Radiation and Thermal Effects in Zeolite-NaY

  • PDF / 969,638 Bytes
  • 6 Pages / 415.8 x 637.2 pts Page_size
  • 33 Downloads / 212 Views



INTRODUCTION Reversible cation exchange is one of the most important properties of zeolites. This is the basis for using zeolites in the selective removal of radionuclides, such as cesium, strontium, rareearths, and actinides, from the high-level liquid nuclear waste [1]. Zeolite is also a potential waste form and back-fill material in nuclear waste repositories. As zeolites are intended to retain radionuclides, they will receive considerable radiation doses over time, and the cumulative doses in zeolites utilized as exchange media, waste forms, or near-field back-fill can be substantial. A number of studies have reported that zeolites are susceptible to various types of radiation damage. At room temperature, analcime, natrolite and zeolite-Y, become completely amorphized at an ionizing dose in the range of 3.2x10'° to l.6xl0"Gy, and the dose required for amorphization decreases with increasing temperature due to the thermal instability of the zeolites [2]. Based on these results, zeolites in the near-field of a waste repository may be amorphized within 1,000 years after waste emplacement. Temperature also affects the structure and properties of zeolites. Most zeolites become dehydrated upon heating and many undergo the crystalline-to-amorphous transition at temperatures above 400-900*C, depending on the type of zeolite. In the case of nuclear waste, significant heating is possible after waste emplacement in a repository. Heat generated from decay the of fission products can result in an initial storage temperature as high as 600*C, and the temperature may still be as high as 300°C after 100 years of storage [3]. The cation exchange behavior of zeolite depends on the nature of the cation species, size, and charge, as well as the structure of the zeolite. Radiation- or thermally-induced amorphization dramatically changes the structure, which in turn leads to a redistribution of cations and a change in the framework charge. The collapse of the framework structure may also reduce the number of accessible cation sites by blocking the open channels and reducing the effective surface area. Consequently, the ion exchange and retention behavior of zeolites may be affected significantly by the amorphization process. Extensive experimental studies of ion exchange of radionuclides in zeolites have been performed over the last few decades [4,5]. However, these studies have been focused only on the effects of time, temperature, solution chemistry and pH. The effects of radiation- or thermally-induced amorphization on ion exchange capacity have not been considered in these studies. In the present study, the radiation and thermal effects on the structure of zeolite-NaY were investigated and the changes in the ion-exchange and retention capacity of Cs as a result of the structure change were studied. 493 Mat. Res. Soc. Symp. Proc. Vol. 608 0 2000 Materials Research Society

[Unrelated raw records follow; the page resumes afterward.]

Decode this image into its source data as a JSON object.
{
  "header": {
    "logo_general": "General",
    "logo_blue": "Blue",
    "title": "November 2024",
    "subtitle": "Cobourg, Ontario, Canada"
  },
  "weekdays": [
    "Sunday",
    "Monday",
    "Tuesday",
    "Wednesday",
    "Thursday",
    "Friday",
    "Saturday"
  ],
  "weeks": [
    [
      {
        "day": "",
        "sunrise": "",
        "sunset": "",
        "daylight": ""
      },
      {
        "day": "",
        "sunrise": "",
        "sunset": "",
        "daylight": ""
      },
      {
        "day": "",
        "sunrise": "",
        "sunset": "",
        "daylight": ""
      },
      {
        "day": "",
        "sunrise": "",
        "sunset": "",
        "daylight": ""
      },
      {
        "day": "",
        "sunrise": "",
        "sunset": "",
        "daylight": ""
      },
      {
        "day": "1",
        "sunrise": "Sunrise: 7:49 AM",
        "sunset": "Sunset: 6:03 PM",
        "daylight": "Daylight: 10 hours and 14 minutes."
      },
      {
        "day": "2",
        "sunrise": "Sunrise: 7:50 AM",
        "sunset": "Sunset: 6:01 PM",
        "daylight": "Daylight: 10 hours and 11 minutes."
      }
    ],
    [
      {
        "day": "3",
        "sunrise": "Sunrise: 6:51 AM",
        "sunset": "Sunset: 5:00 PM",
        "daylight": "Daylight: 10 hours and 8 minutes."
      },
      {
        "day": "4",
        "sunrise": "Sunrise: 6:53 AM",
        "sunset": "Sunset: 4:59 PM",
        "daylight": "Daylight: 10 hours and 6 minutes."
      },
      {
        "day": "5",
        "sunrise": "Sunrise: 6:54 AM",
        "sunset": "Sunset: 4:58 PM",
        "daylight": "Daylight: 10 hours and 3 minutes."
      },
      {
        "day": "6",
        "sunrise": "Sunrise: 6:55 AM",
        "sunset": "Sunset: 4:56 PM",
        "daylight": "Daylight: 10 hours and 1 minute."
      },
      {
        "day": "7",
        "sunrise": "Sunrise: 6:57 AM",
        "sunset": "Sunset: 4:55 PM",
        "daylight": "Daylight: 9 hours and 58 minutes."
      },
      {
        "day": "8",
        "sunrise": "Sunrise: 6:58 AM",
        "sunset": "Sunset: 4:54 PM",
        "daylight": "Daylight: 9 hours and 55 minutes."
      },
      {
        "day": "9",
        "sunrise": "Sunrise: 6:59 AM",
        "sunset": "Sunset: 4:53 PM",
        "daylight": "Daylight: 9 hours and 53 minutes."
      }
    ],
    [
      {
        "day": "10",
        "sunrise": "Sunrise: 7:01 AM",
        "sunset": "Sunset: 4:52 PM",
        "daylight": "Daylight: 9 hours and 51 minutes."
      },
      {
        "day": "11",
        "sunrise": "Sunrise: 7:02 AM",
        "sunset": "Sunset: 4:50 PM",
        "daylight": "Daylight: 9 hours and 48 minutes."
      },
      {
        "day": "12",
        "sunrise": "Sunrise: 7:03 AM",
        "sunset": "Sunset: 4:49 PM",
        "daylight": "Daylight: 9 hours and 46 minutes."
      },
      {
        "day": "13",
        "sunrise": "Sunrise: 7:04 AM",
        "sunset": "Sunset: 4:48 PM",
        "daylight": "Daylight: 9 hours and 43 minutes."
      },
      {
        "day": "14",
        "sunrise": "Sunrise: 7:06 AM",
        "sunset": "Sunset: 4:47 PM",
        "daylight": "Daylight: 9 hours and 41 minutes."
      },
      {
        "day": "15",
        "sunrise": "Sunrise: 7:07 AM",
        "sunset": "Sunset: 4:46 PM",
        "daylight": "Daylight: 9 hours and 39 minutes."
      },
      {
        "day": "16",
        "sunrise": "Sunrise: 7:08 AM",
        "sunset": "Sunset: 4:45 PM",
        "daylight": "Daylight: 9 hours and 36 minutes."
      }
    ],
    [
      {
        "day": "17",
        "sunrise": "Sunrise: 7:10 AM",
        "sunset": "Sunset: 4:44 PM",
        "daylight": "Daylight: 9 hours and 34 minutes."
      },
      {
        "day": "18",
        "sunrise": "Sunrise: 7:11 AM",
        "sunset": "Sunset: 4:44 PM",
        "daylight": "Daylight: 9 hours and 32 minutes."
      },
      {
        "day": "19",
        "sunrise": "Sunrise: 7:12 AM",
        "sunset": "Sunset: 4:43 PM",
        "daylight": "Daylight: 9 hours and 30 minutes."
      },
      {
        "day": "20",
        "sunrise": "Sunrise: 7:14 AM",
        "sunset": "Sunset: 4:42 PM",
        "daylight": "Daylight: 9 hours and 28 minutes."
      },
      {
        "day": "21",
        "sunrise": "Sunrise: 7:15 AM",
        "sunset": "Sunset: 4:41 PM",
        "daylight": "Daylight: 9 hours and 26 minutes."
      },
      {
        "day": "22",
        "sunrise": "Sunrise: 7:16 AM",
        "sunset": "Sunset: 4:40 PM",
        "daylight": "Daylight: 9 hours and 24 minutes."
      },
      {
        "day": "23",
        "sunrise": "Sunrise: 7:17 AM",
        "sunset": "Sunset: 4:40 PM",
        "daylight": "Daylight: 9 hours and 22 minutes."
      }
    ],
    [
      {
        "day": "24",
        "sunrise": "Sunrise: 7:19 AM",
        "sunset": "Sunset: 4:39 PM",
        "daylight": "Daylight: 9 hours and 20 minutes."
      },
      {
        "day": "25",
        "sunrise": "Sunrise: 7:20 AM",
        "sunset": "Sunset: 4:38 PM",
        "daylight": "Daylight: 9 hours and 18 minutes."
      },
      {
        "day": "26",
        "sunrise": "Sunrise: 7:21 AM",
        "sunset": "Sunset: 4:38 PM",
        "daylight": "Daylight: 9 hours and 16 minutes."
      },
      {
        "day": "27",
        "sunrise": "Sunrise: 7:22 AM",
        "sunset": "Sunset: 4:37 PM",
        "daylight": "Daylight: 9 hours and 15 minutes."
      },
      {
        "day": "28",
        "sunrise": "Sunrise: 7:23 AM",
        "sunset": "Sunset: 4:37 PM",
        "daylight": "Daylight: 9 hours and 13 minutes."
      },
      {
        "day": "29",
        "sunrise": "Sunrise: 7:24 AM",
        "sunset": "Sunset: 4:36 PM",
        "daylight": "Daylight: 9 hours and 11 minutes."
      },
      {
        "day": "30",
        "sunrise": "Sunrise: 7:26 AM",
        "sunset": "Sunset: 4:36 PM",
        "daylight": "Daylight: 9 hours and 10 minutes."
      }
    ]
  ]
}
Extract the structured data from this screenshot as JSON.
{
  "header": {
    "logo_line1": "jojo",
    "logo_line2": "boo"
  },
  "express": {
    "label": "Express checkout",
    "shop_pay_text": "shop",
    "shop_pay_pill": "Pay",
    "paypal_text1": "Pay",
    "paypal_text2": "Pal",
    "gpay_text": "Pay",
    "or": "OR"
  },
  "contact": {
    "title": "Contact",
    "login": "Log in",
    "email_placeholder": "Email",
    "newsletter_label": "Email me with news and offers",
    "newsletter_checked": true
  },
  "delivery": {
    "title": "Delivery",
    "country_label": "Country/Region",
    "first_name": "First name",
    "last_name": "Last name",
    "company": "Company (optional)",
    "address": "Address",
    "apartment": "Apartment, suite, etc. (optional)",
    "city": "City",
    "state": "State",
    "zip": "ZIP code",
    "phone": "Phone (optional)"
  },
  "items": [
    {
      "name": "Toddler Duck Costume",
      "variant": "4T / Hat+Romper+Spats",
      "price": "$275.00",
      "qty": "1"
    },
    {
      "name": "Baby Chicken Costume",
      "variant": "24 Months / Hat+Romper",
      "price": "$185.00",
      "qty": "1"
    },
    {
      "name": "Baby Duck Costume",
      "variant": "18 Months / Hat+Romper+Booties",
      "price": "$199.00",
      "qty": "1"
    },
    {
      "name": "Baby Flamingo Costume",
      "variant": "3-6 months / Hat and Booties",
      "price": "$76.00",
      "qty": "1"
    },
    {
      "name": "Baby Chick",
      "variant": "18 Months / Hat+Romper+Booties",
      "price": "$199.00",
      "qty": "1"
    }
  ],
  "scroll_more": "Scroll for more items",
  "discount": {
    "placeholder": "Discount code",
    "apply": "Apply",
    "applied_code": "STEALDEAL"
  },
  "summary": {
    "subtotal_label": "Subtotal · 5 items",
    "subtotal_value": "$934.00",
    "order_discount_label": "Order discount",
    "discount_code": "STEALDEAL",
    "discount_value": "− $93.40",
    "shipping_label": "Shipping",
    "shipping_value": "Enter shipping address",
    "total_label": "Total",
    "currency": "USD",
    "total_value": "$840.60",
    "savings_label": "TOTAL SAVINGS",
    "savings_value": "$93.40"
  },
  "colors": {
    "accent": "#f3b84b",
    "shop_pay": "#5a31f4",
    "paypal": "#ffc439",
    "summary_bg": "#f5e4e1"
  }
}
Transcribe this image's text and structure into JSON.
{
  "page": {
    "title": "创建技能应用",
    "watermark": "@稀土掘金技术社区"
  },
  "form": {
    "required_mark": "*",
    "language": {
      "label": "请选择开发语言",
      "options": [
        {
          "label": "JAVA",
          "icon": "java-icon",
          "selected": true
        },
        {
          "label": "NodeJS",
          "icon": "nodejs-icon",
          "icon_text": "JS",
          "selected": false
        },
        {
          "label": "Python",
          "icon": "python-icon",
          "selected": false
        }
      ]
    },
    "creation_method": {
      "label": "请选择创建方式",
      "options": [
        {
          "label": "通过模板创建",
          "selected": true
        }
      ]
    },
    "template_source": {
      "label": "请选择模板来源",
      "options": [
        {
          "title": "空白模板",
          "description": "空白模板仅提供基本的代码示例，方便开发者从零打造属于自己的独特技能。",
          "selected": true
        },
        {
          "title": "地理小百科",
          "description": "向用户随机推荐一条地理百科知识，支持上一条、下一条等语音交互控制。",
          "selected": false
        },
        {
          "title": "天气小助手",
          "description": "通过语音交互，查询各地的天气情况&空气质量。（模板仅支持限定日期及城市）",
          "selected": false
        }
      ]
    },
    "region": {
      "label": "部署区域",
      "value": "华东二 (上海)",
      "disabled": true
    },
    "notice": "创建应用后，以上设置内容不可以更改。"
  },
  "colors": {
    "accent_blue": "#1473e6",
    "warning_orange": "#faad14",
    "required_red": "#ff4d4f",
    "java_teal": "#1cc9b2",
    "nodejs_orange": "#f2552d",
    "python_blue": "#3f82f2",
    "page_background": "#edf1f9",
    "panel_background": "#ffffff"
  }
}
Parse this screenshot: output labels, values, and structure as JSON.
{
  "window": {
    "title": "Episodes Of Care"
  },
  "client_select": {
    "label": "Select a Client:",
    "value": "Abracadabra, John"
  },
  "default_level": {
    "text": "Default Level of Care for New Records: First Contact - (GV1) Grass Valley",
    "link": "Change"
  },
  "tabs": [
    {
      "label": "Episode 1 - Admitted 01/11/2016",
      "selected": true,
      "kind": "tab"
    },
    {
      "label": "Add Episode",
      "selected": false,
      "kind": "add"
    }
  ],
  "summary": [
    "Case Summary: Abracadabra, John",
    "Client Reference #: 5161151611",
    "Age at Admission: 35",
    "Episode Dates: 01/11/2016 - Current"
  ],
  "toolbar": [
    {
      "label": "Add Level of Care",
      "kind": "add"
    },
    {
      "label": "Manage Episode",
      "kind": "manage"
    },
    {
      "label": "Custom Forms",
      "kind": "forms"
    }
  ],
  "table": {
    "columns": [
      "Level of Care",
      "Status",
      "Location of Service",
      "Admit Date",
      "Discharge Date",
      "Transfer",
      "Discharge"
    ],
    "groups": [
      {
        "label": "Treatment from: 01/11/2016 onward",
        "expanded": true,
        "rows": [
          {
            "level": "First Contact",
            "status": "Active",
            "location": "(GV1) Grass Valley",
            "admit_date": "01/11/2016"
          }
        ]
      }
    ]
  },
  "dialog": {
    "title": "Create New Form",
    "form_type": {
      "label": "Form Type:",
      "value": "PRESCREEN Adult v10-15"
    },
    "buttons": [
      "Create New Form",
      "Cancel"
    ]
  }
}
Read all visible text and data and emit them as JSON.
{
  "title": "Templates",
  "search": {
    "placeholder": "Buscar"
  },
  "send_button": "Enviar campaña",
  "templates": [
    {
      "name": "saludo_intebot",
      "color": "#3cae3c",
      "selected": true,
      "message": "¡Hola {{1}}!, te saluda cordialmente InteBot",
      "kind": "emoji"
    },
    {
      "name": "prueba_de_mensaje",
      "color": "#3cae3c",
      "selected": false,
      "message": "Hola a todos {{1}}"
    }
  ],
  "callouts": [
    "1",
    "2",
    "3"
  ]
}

EXPERIMENTAL Materials Zeolite-NaY (Si/A1=2.55) that contained 13.0 %(wt) Na 2O was supplied by Zeolyst International Company in the form of powder with the s